MedCost nurse health coaches worked with patients suffering chronic conditions such as high blood pressure, diabetes, migraines or congestive heart failure, helping them reduce symptoms, close gaps in care and comply with treatment plans.

The result? Better health for patients, and increasingly lower costs for employers. Since 2011, this employer has enjoyed five consecutive years under budget for health plan expenditures—as a result of data analysis and managing the right care at the right time through MedCost Care Management programs.

It is possible to save on health care expenses, using the right partner to manage employee health effectively. If you would like more information about this case study, please contact Jason Clarke at jclarke@medcost.com.

 

[1] “Recent Trends in Employer-Sponsored Health Insurance Premiums,” Kaiser Family Foundation, January 5, 2016, http://kff.org/infographic/visualizing-health-policy-recent-trends-in-employer-sponsored-health-insurance-premiums/ (accessed June 16, 2016).

 

To print this article, click on the title and scroll to “PRINT THIS PAGE” at the bottom.

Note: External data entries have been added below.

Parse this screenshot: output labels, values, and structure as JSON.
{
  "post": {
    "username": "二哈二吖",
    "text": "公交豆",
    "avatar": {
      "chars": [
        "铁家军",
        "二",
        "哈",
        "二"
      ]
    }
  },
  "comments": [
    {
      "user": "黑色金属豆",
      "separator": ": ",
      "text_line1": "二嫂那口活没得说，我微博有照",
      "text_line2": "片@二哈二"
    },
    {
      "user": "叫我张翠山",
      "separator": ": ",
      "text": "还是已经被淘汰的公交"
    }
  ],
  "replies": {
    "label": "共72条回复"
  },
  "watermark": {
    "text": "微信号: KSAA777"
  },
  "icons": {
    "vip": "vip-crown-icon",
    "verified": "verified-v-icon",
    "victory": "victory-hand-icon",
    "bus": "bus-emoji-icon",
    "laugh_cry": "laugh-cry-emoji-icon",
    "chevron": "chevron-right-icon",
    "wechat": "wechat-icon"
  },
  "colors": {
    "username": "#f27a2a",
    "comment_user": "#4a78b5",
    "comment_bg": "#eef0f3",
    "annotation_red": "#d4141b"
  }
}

Hospital Costs Surge with Increased Opioid Abuse

Every day, headlines detail the casualties of the nation’s surge in heroin and prescription painkiller opioid drugsabuse: the funerals, the broken families and the patients cycling in and out of treatment. Now, a new study sheds light on another repercussion — how this public health problem is adding to the nation’s ballooning health care costs and who’s shouldering that burden.

The research comes as policymakers grapple with how to curb the increased abuse of these drugs, known as opioids. State legislators in New York,Connecticut, Alaska and Pennsylvania have tried to take action by adding new resources to boost prevention and treatment. In addition, President Barack Obama laid out strategies last month intended to improve how the health system deals with addiction.

Published Monday in the journal Health Affairs, the study measures how many people were hospitalized between 2002 and 2012 because they were abusing heroin or prescription painkillers, and how many of them got serious infections related to their drug use. It also tracks what hospitals charged to treat those patients and how the hospitals were paid.

(Kaiser Health NewsShefali Luthra, May 2, 2016)

Kaiser Health News

 

 

Some Businesses Save By Offering Employees Free Surgery

Lowe’s home improvement company, like a growing number of large companies nationwide, Save health costs, employer health plansoffers its employees an eye-catching benefit: certain major surgeries at prestigious hospitals at no cost to the employee.

How do these firms do it? With “bundled payments,” a way of paying that’s gaining steam across the health care industry, and that Medicare is now adopting for hip and knee replacements in 67 metropolitan areas, including New York, Miami and Denver.

Here’s how it works: Lowe’s and other employers pay one flat rate for a particular procedure from any of a number of hospitals they’ve selected for quality, even if they are a plane ride away. And, under the agreement, the hospital handles all the treatment within a certain time frame — the surgery, the physical therapy and any complications that arise — all for that one price.

(Kaiser Health News, Michael Tomsic, WFAE, April 22, 2016)

Kaiser Health News